Data excerpts:
- Opening Delimiter -

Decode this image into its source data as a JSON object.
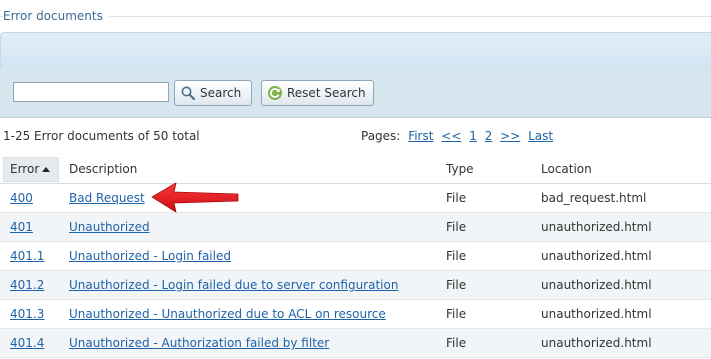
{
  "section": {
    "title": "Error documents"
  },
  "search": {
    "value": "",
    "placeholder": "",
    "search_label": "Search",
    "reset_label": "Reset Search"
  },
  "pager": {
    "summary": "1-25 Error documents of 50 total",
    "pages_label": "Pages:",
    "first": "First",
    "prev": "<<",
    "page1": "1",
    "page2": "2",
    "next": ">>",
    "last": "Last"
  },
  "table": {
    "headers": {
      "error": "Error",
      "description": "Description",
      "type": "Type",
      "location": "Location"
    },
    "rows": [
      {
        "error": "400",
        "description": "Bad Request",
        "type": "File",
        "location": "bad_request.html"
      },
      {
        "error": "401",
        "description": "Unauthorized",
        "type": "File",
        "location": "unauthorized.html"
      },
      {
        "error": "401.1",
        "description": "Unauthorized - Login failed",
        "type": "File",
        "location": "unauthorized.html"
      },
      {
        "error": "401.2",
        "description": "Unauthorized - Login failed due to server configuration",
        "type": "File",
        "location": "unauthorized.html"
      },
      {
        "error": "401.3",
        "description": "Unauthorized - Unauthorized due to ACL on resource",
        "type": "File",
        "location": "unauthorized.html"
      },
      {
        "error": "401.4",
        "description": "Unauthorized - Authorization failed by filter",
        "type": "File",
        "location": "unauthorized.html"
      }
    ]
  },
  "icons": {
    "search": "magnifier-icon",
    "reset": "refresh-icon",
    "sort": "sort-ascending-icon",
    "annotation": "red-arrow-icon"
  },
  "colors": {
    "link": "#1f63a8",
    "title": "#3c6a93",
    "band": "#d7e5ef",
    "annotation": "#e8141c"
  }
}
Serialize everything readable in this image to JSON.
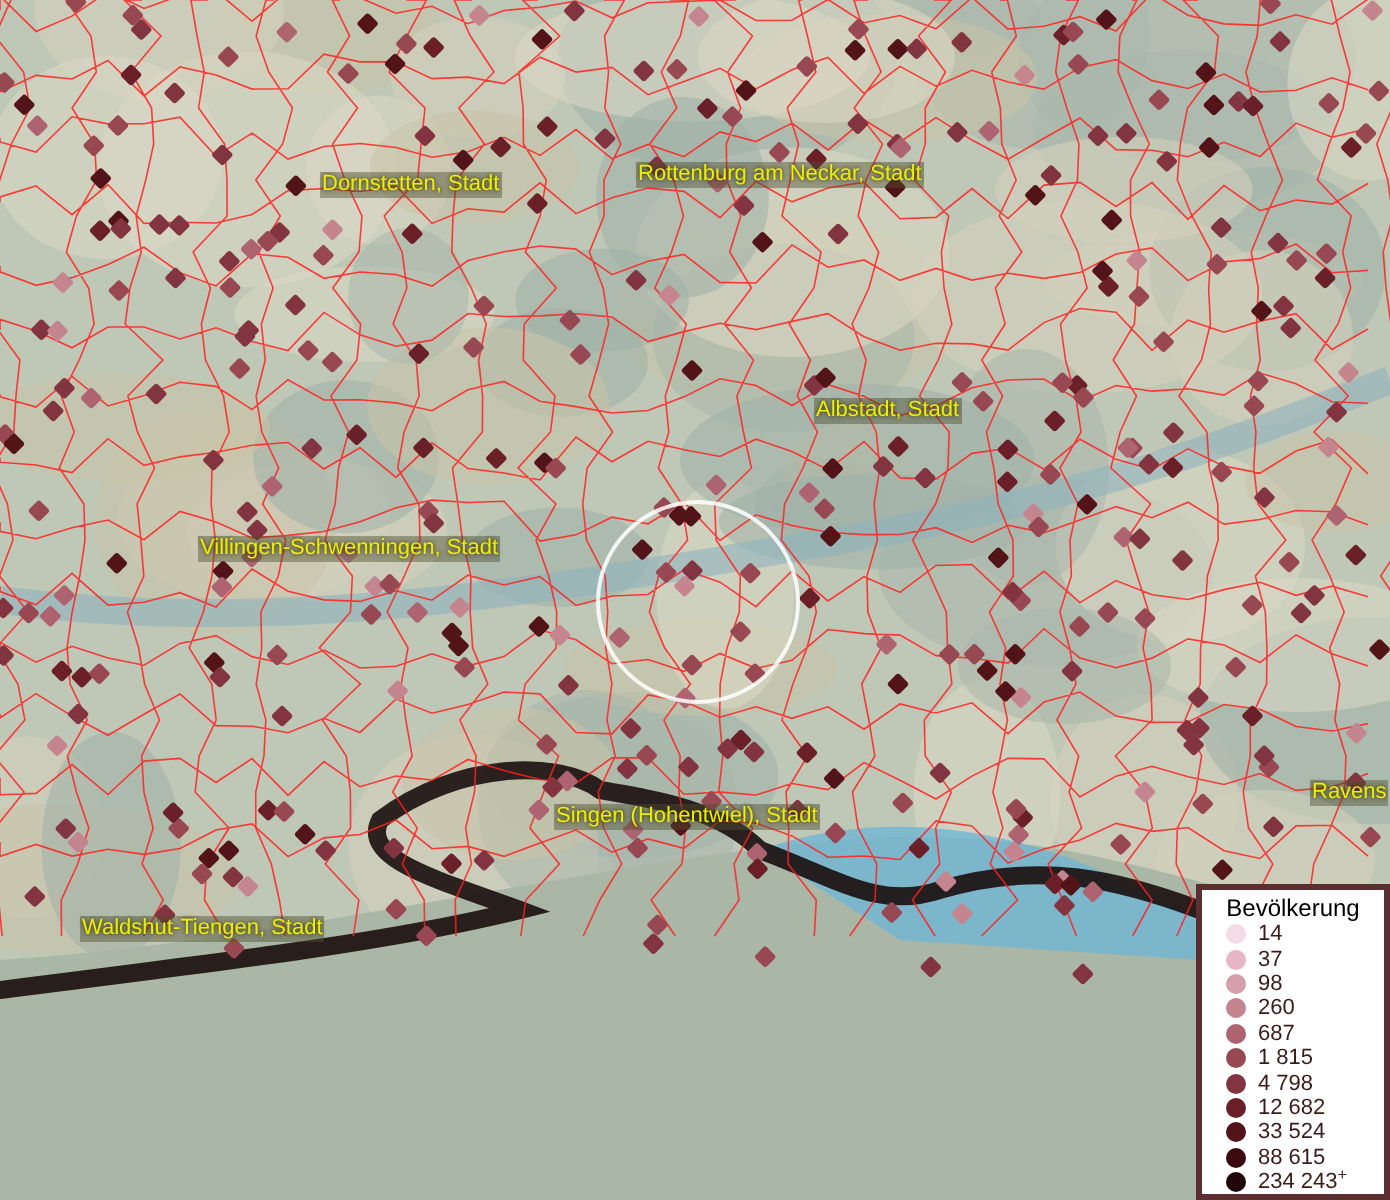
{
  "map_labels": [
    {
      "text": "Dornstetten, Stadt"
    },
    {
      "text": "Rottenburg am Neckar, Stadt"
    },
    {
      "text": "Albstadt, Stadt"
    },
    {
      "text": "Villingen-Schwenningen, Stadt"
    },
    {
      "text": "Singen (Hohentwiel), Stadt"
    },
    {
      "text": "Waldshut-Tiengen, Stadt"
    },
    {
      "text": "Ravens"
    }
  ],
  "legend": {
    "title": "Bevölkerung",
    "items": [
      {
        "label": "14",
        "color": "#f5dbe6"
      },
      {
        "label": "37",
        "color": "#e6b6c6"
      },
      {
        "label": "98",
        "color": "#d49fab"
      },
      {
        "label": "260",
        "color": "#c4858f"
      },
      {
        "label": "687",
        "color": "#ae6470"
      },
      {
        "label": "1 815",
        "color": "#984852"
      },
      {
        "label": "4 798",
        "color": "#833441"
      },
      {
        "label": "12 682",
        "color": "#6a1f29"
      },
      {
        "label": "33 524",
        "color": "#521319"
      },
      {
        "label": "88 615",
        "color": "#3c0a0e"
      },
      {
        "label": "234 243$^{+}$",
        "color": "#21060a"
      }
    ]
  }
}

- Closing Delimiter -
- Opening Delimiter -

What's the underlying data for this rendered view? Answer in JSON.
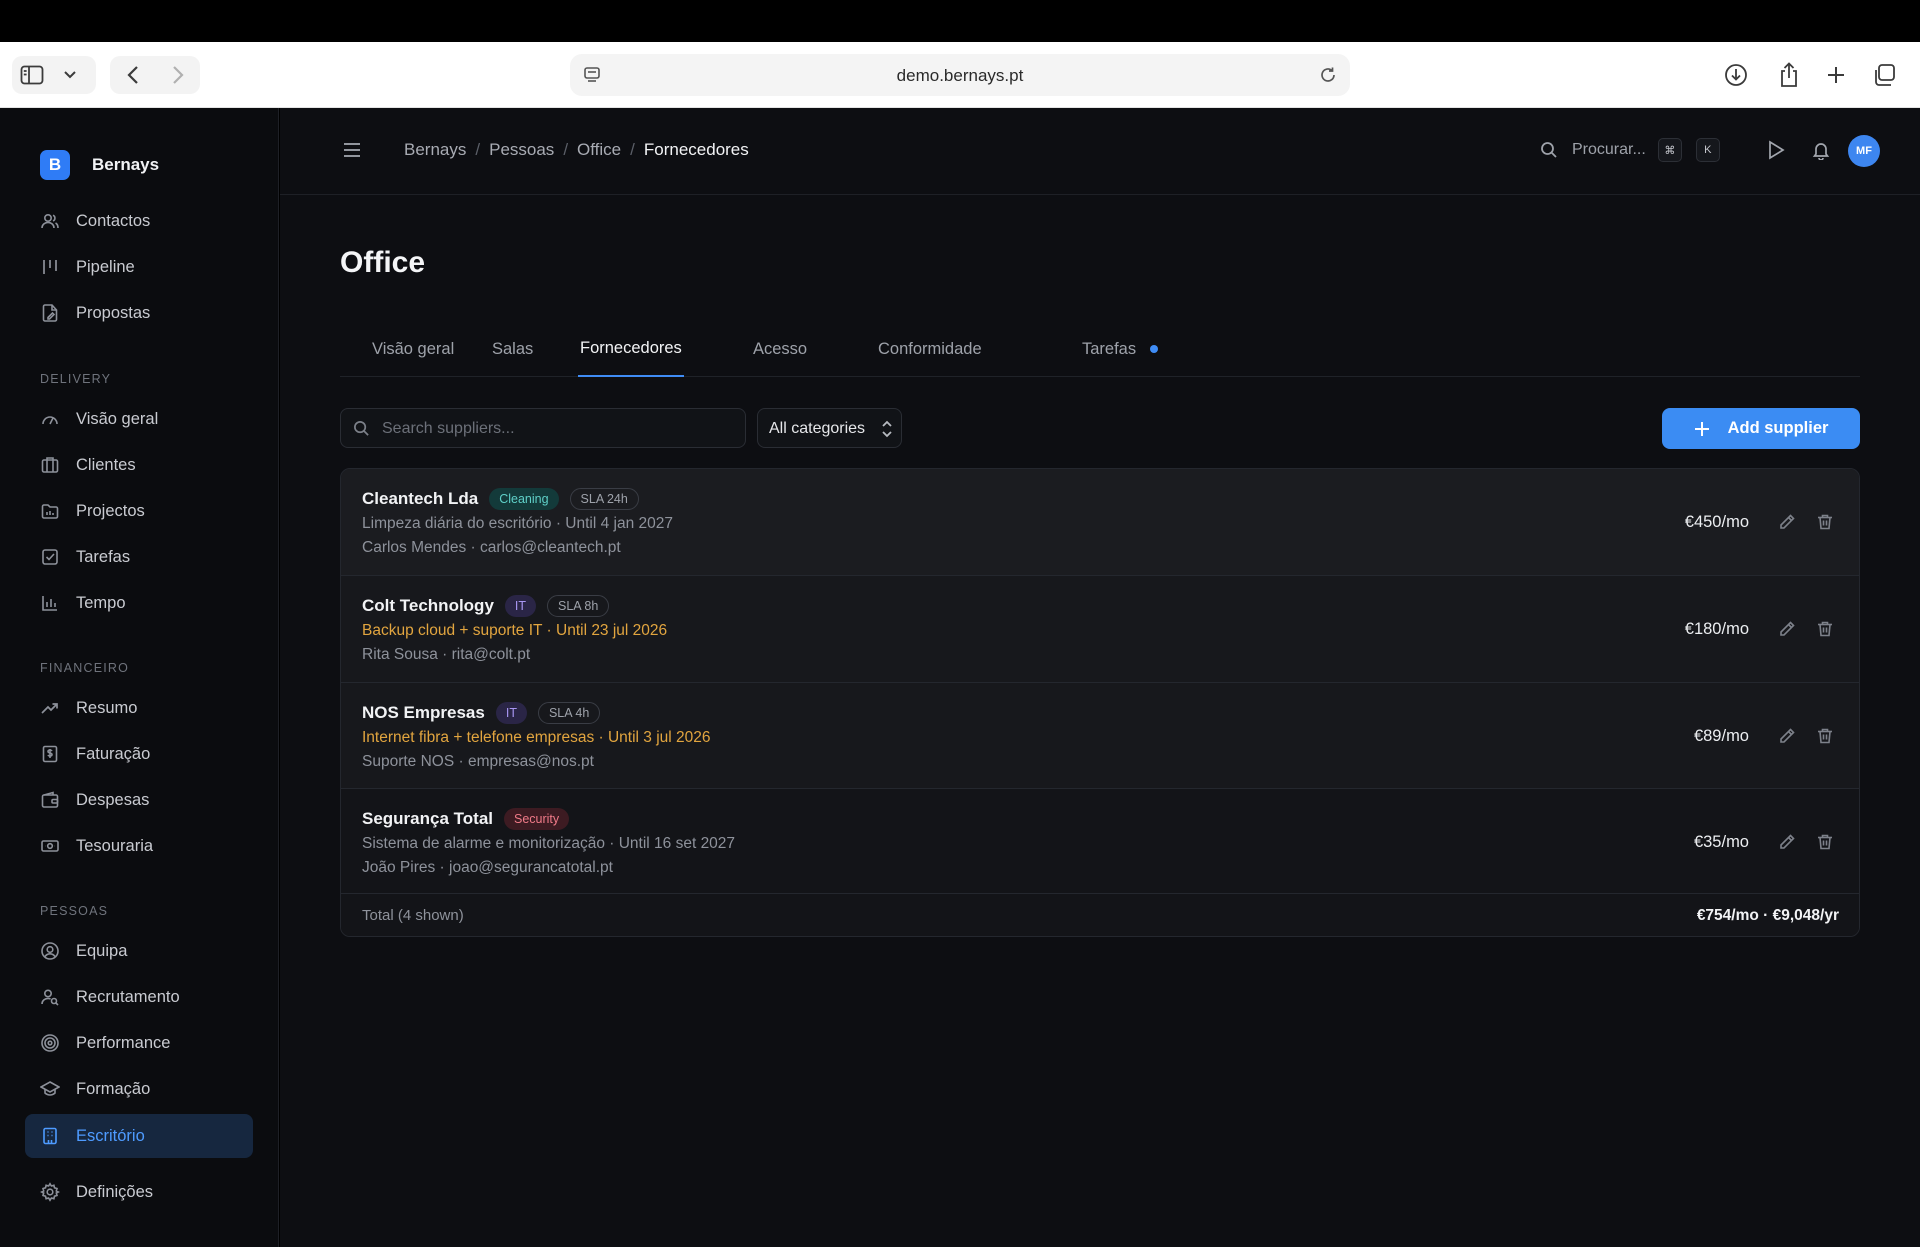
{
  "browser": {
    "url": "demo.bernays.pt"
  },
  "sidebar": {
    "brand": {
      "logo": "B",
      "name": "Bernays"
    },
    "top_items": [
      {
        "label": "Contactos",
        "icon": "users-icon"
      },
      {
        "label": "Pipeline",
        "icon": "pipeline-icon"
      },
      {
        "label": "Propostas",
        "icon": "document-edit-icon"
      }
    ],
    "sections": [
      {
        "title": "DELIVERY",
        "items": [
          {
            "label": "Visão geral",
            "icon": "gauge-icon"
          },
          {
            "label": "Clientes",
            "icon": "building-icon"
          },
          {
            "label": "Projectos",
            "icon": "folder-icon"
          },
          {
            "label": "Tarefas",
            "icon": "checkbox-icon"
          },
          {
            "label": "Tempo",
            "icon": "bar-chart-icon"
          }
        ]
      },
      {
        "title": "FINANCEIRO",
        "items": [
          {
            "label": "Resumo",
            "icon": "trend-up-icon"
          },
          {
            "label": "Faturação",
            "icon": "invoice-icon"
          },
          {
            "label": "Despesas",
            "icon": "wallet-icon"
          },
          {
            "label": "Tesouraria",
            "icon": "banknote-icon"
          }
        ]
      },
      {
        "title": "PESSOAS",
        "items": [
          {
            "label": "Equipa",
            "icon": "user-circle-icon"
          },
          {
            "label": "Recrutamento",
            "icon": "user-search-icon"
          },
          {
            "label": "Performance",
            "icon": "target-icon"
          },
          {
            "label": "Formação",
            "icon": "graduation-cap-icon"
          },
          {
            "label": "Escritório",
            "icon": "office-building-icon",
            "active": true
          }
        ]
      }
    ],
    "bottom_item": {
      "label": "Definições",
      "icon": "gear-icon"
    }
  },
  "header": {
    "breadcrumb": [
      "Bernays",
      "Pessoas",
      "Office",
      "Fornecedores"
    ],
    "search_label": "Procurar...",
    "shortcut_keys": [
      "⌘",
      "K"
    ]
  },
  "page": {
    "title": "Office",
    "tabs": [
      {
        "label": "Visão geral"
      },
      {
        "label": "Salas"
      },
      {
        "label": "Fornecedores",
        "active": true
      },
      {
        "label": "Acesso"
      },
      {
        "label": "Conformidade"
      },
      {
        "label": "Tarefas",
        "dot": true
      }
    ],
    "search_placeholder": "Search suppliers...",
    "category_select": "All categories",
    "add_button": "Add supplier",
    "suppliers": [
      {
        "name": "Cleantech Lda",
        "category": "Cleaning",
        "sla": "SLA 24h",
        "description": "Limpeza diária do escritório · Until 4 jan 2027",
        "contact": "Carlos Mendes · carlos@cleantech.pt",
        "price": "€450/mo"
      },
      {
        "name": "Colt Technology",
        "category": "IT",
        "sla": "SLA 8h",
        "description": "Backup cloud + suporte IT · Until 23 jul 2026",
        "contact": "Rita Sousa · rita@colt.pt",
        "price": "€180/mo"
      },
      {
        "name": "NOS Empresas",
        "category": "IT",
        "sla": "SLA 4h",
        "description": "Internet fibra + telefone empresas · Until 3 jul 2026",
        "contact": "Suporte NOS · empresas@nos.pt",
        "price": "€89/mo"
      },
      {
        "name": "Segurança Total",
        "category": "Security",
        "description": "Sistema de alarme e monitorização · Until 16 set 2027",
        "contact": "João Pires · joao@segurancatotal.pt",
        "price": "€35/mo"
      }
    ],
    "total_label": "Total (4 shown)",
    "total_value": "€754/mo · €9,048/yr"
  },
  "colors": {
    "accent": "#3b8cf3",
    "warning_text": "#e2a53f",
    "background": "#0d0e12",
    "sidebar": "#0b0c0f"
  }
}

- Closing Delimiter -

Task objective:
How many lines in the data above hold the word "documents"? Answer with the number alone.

Solution for this exercise:
2